'''
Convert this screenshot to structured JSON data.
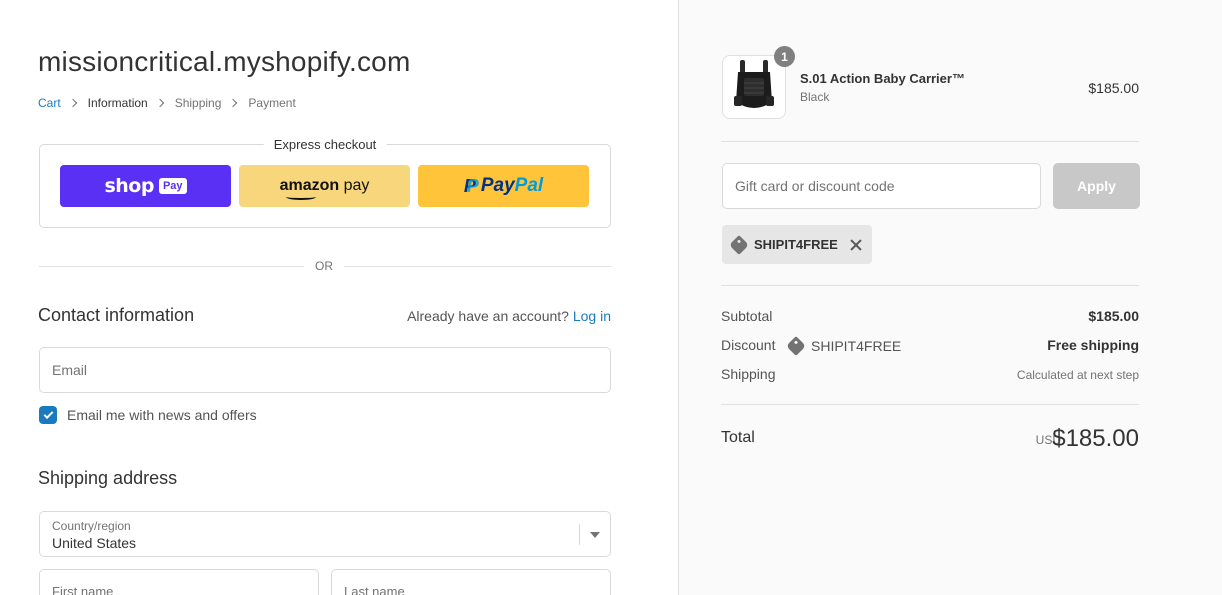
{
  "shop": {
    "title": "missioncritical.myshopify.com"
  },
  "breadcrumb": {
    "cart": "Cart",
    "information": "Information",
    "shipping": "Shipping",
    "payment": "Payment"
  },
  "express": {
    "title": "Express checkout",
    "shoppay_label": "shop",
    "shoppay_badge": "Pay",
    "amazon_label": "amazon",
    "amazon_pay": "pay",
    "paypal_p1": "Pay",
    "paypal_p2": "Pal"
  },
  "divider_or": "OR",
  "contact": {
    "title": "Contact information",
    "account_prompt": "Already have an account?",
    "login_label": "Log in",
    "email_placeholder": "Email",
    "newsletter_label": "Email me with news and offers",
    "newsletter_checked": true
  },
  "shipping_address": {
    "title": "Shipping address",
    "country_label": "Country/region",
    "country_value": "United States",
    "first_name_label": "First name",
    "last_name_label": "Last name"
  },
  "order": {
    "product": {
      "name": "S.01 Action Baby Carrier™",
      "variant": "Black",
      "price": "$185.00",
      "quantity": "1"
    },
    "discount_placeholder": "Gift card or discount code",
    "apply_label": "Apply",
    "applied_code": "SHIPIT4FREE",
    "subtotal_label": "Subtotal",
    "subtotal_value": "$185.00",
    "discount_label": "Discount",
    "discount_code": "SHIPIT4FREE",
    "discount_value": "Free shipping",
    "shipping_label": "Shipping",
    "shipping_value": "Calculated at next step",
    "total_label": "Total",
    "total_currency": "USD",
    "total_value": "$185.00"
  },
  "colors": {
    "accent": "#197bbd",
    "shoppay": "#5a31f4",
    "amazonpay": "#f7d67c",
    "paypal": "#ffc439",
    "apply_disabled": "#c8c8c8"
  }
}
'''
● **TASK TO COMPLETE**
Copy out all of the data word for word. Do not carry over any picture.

● **ANSWER SPACE**
Convert this screenshot to structured JSON data.
{
  "shop": {
    "title": "missioncritical.myshopify.com"
  },
  "breadcrumb": {
    "cart": "Cart",
    "information": "Information",
    "shipping": "Shipping",
    "payment": "Payment"
  },
  "express": {
    "title": "Express checkout",
    "shoppay_label": "shop",
    "shoppay_badge": "Pay",
    "amazon_label": "amazon",
    "amazon_pay": "pay",
    "paypal_p1": "Pay",
    "paypal_p2": "Pal"
  },
  "divider_or": "OR",
  "contact": {
    "title": "Contact information",
    "account_prompt": "Already have an account?",
    "login_label": "Log in",
    "email_placeholder": "Email",
    "newsletter_label": "Email me with news and offers",
    "newsletter_checked": true
  },
  "shipping_address": {
    "title": "Shipping address",
    "country_label": "Country/region",
    "country_value": "United States",
    "first_name_label": "First name",
    "last_name_label": "Last name"
  },
  "order": {
    "product": {
      "name": "S.01 Action Baby Carrier™",
      "variant": "Black",
      "price": "$185.00",
      "quantity": "1"
    },
    "discount_placeholder": "Gift card or discount code",
    "apply_label": "Apply",
    "applied_code": "SHIPIT4FREE",
    "subtotal_label": "Subtotal",
    "subtotal_value": "$185.00",
    "discount_label": "Discount",
    "discount_code": "SHIPIT4FREE",
    "discount_value": "Free shipping",
    "shipping_label": "Shipping",
    "shipping_value": "Calculated at next step",
    "total_label": "Total",
    "total_currency": "USD",
    "total_value": "$185.00"
  },
  "colors": {
    "accent": "#197bbd",
    "shoppay": "#5a31f4",
    "amazonpay": "#f7d67c",
    "paypal": "#ffc439",
    "apply_disabled": "#c8c8c8"
  }
}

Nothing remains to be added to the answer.